-------- INPUT RECORDS --------

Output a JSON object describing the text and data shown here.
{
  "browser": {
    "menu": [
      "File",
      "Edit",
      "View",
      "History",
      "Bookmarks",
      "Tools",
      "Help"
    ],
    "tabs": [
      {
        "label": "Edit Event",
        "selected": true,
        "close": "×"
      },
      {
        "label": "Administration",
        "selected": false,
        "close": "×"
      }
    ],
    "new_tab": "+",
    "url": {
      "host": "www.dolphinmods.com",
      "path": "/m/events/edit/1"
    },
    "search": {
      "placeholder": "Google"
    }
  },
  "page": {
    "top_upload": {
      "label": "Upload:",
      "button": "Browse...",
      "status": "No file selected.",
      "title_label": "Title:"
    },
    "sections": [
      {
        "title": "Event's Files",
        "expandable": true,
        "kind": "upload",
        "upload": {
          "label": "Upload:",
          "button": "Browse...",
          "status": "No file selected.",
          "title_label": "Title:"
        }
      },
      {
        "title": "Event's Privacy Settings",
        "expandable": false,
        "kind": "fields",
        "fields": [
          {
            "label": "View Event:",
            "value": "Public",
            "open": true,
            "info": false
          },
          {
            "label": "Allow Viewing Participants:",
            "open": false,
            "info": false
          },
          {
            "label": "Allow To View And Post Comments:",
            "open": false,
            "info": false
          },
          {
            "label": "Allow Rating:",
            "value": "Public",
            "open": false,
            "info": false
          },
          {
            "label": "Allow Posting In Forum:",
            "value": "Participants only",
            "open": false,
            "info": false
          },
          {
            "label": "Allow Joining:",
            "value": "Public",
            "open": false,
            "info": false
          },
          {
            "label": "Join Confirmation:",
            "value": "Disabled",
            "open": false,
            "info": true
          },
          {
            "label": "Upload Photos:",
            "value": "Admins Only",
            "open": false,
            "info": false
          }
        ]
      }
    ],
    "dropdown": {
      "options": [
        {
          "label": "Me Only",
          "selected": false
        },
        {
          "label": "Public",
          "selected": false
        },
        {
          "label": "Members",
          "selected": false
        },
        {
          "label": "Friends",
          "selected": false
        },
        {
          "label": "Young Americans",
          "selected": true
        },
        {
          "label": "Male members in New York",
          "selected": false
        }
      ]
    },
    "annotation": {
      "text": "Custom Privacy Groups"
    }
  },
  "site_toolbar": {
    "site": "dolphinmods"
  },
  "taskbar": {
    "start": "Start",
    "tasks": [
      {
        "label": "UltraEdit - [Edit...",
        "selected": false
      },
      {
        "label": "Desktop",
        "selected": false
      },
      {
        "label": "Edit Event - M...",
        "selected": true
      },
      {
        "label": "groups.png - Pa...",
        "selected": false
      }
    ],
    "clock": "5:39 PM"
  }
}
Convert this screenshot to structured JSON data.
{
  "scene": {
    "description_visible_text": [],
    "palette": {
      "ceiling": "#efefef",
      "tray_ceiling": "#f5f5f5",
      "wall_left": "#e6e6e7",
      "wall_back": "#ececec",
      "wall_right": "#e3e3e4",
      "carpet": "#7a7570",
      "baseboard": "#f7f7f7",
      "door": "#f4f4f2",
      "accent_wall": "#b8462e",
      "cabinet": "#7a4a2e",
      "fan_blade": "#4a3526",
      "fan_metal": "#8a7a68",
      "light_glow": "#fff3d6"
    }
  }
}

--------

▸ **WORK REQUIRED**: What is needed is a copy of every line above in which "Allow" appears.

▸ **TASK ANSWER**:
            "label": "Allow Viewing Participants:",
            "label": "Allow To View And Post Comments:",
            "label": "Allow Rating:",
            "label": "Allow Posting In Forum:",
            "label": "Allow Joining:",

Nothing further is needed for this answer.